You can also connect to other people in your field who might have opportunities for you.
A Word of Warning Whilst Networking.
Your reputation and behaviour online should be treated in the exact same way as real life, though. Would the very first thing you do when meeting someone be try and sell to them?
Then don’t do it online.
You are what you share when it comes to “content curation.” Beware of liking/sharing things that aren’t consistent with your brand or your own values online. These things will appear in other people’s feeds showing that you have liked them.
There’s nothing wrong with supporting others, but too much sharing of content which is irrelevant to your brand can dilute your own message.
Above all, Follow Up
There is no point making initial contact with someone if you never speak to them again.
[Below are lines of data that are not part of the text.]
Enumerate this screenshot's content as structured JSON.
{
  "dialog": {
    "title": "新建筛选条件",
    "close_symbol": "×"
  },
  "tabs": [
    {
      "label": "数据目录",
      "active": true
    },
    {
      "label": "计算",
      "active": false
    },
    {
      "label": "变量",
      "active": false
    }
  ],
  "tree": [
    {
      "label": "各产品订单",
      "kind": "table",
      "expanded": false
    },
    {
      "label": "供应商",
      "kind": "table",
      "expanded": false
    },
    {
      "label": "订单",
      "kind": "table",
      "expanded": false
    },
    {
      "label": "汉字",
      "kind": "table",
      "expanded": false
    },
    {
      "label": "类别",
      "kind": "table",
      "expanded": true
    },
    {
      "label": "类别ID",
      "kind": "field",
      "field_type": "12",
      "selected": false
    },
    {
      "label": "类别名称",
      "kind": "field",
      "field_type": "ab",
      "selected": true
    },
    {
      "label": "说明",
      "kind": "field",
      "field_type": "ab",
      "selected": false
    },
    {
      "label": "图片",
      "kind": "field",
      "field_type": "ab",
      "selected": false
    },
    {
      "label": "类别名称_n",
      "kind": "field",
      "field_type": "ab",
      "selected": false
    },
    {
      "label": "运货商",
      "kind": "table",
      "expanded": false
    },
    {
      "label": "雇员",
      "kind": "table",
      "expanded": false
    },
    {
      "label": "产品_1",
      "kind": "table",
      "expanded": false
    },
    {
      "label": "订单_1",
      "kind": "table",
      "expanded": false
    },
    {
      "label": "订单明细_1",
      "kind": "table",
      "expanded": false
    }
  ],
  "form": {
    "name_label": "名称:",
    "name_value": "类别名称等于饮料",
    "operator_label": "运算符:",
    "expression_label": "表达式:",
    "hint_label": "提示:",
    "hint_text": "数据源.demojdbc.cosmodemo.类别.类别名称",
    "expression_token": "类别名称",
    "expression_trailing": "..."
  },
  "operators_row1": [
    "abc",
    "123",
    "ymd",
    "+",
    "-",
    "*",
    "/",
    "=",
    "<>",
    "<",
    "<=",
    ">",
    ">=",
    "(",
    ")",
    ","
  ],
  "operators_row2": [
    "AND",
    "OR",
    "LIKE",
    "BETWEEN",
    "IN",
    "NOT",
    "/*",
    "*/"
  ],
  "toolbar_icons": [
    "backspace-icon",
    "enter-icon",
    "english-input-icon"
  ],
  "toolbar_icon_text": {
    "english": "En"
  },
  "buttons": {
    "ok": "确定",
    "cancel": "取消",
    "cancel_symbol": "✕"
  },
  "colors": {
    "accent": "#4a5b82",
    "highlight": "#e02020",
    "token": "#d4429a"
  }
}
When you really click with someone, offer to buy them lunch, have a video call, invite them to another networking group. Do whatever it takes to move the relationship on to the next step.
Read more about following up on your sales leads here 👉🏼 How Quickly Should You Follow Up On Sales Leads?
Key Points to Consider When Networking
- You get what you give. When was the last time you gave a referral? Think of others when it comes to networking, and others will think of you.
- Learn from other businesses. Where are their pain points in their industries? Can you identify problems as they arise and work out ways to solve them with what you do?
- Online networking vs. Real world networking. There are advantages and disadvantages to both, but your behaviour should remain the same.
- Where’s your intent? Think about your ROI. Set yourself goals to meet a certain amount of people, add a certain amount of connections on LinkedIn, have a certain amount of follow up meetings. N.B. Again, these shouldn’t be sales/income related directly, this is about feeding the top end of the pipeline. Save the sales for later down the line.
- Going where your prospects are going. Especially with EXPOs if you get a stall – sell only where appropriate – and don’t forget there’s your reputation at stake.